Research from the National Institute for Retirement Security (NIRS) found that 86% of Americans believe teachers deserve public pensions. The report also states that 58% of educators would leave their jobs if their defined-benefit pensions were switched to a 401(k). Police departments in the country that have previously closed their defined-benefit plans to new hires have seen recruitment costs skyrocket, leading many to re-open pension plans to fill vacancies. In states such as Alaska, where both the Public Employees Retirement System (PERS) and the pension plan for educators were closed, high teacher turnover rates cost the state over $20 million per year. The Alaska Department of Public Safety’s Recruitment and Retention Plan Overview for 2018-2023 also outlined that the lack of a defined-benefit plan affected staffing levels for State Troopers, stating, “the budget climate, reduced resources, inadequate wages and the inability to provide a defined benefits retirement system have placed the department at critically low staffing levels.”

These trends aren’t coincidental. They are evidence that defined-benefit pensions are instrumental to the functionality of our public agencies. 

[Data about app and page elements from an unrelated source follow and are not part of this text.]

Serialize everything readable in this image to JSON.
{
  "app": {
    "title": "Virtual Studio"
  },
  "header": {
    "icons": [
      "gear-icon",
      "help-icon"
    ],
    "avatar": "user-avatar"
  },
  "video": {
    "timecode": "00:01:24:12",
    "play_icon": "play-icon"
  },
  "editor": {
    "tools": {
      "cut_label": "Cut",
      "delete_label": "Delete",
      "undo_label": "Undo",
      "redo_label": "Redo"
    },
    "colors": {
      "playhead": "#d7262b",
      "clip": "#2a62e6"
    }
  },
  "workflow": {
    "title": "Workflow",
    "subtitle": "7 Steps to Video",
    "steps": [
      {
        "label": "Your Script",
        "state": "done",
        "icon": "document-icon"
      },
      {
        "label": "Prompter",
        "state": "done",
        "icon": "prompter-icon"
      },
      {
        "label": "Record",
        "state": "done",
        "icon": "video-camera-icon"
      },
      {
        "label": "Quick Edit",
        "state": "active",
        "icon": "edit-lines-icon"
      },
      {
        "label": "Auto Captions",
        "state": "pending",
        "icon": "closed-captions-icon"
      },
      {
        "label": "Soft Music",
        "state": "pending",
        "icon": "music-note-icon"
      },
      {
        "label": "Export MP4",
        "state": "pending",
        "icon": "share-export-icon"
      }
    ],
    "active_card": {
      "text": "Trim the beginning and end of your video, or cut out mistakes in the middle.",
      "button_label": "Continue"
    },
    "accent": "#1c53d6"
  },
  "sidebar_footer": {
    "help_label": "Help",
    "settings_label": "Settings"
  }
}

Please take a moment to share this video with your legislators, colleagues, friends, and family to help inform everyone about how pensions recruit and retain essential public employees. 

 To learn more, check out our Recruitment & Retention one-pager.